Use case: Use this tool to ensure you are getting the expected throughput on the LAN. I recently had success in finding the cause of poor Citrix profile synchronization. I ran LAN Speed between one of the affected application servers and the target profile server and noticed I wasn’t getting anywhere near the 1Gb expected transfer rates, it turned out to be a duplex mismatch on a handful of switch ports.



SuperPuTTY enhances the capabilities of the PuTTY SSH and Telnet client by allowing you to launch it in multiple tabs. It offers you the possibility to easily manage multiple sessions of PuTTY using a single, comprehensive working environment.

Use case: Troubleshoot and easily compare multiple configurations from within a single window.



PingPlotter helps pinpoint network problems in an intuitive graphical way and continues monitoring connections long-term to further identify issues.

Use case: This is my go-to tool for measuring network latency, it’s quite basic but it normally provides enough information to confirm if the network is at fault or not. I had frequent  headaches with a load of branch sites connected to head office over a site-to-site IPSEC tunnels. A quick report from this was enough to prove the server infrastructure innocent and build a case for an MPLS network as the business network requirements had grown over the course of 12 months.



Grafana provides a powerful and elegant way to create, explore, and share dashboards and data. It’s most commonly used for visualizing time series data for Internet infrastructure and application analytics but many use it in other domains including industrial sensors, home automation, weather, and process control.
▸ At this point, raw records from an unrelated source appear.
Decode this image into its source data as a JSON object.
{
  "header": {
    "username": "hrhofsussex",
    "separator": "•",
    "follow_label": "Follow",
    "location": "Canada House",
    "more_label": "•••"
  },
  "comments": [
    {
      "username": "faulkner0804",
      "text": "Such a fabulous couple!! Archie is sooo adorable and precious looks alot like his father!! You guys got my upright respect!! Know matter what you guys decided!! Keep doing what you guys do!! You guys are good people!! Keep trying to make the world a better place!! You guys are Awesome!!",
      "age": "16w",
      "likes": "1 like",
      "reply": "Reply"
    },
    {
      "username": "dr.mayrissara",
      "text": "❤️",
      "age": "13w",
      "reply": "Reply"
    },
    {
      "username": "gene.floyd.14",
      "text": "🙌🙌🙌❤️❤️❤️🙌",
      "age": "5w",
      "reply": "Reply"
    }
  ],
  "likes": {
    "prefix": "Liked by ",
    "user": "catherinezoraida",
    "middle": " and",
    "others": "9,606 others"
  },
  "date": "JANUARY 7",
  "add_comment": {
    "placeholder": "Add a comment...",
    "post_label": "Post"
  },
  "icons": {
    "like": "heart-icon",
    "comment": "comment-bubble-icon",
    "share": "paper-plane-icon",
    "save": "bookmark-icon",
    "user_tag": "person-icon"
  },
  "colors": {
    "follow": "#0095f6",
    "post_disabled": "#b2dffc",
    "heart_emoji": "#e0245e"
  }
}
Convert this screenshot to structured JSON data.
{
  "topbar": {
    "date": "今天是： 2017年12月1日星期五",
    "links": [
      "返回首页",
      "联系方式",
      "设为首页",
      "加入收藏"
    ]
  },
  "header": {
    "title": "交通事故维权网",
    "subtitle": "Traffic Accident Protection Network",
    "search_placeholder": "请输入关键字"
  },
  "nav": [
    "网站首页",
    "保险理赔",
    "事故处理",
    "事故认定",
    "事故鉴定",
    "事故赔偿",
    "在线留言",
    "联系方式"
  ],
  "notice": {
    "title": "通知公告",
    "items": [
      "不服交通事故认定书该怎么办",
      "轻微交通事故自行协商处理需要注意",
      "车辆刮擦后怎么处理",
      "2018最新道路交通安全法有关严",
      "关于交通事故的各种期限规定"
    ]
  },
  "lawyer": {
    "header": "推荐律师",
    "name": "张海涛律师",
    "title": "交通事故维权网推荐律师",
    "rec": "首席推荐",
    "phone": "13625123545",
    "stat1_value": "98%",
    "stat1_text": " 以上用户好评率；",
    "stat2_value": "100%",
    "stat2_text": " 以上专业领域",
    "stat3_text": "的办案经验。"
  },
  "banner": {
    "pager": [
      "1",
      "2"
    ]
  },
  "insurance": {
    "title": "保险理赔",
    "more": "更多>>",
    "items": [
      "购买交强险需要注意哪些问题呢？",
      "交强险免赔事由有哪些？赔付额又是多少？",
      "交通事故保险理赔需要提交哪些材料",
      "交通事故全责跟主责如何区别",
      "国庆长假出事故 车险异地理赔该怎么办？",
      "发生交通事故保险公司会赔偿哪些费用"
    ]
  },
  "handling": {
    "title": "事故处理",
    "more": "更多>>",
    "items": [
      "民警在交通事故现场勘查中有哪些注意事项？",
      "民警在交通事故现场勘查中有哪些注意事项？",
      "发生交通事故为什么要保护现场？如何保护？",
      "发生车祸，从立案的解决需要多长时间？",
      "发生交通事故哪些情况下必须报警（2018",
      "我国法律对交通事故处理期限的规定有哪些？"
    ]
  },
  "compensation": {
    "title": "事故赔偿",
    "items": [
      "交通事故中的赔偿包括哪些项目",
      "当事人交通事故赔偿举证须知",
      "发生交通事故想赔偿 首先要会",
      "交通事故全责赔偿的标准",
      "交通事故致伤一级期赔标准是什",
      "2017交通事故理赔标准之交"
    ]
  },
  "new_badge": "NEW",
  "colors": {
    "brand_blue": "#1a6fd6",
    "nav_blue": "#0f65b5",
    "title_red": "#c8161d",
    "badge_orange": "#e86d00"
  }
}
Use case: Grafana could be a slick front end to your existing monitoring solution, it’s much richer looking than most built in dashboards from ‘off the shelf’ products. I have ran it to monitor server infrastructure in short cycle / load testing projects using some other components to complete the temporarily solution. Those being, Centos for the OS, InfluxDB and Telegraf for database services and metric collection . I will try and put together a walk through on the set up soon…



vCheck (Daily Report) is an awesome Powershell script developed by Alan Renouf of VMware. vCheck produces an HTML report on the status of your vSphere environment.

Use case: Configure a daily scheduled task to run vCheck against your vSphere infrastructure, the report can be emailed to the Service Desk / Engineering teams before the start of business so that problems can be resolved early, mitigating impact to service.



SP_Blitz can quickly flag common SQL Server issues in a matter of seconds, it prioritizes the problems with what’s broken or dangerous giving you a clear view of what needs tackled first. I’ve never had any issues with SP_Blitz but if you are looking to adopt this, make sure your trial on a dev server before running in a production environment.

Use case: SP_Blitz is a great place to start when doing SQL server health checks. You can also run it as a scheduled task to automate regular checks on your SQL Server infrastructure and get the heads up before those issues become real problems and affect production services. The following link provides a 5 minute demo from the developer, Brent Ozar.

sp_Blitz® – SQL Server Takeover Script


Go nuts and share…